- [DATA EXCERPTS]
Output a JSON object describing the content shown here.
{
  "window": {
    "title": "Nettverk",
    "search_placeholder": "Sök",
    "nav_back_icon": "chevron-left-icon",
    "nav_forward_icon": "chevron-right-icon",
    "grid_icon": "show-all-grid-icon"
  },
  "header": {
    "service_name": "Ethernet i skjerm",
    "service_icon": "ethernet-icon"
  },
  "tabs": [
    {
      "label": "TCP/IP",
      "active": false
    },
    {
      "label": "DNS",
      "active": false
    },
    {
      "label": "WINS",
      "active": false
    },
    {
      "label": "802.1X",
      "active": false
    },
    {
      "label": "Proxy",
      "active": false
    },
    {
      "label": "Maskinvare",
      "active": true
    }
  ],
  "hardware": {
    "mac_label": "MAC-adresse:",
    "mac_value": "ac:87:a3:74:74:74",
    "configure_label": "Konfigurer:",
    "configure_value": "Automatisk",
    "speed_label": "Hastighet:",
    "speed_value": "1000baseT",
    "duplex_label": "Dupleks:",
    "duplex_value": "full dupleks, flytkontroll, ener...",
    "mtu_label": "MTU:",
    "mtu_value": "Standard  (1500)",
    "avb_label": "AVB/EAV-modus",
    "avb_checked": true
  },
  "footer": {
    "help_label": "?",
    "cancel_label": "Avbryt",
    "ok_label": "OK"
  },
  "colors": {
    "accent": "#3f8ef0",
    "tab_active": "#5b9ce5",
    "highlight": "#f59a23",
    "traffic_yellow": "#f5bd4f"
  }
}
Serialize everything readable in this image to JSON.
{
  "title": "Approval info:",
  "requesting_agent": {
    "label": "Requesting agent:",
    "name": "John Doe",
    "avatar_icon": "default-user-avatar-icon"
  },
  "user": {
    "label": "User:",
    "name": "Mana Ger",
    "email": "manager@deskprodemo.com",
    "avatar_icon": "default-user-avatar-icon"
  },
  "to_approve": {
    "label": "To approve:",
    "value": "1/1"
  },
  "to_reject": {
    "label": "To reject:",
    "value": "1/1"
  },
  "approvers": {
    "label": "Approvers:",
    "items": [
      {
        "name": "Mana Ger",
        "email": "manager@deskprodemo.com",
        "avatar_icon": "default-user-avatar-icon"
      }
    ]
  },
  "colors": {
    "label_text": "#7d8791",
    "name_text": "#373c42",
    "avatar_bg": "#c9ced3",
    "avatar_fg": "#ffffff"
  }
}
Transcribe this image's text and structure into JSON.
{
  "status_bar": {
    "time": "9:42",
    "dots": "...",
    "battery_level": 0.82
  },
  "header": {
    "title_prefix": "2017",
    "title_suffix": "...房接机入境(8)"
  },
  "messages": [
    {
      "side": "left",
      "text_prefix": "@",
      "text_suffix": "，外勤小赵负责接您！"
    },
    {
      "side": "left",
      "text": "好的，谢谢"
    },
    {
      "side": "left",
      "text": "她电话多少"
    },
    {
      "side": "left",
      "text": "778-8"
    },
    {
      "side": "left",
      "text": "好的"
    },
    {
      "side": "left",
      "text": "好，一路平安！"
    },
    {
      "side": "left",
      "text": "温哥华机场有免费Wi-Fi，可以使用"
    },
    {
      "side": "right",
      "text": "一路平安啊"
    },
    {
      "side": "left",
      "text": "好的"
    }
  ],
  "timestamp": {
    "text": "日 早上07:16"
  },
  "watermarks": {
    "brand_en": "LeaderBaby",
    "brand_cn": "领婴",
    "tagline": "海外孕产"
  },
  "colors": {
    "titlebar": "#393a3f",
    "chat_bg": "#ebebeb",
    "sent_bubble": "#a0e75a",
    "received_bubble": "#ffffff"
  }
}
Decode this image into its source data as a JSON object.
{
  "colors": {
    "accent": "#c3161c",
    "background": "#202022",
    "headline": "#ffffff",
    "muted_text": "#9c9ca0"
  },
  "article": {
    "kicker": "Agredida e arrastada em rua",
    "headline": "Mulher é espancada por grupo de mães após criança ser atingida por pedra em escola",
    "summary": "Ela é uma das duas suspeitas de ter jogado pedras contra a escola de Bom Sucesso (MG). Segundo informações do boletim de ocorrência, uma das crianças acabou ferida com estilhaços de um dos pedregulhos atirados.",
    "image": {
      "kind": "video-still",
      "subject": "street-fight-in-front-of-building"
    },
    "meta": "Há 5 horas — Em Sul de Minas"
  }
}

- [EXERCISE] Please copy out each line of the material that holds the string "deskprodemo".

- [RESPONSE TO THIS TASK]
    "email": "manager@deskprodemo.com",
        "email": "manager@deskprodemo.com",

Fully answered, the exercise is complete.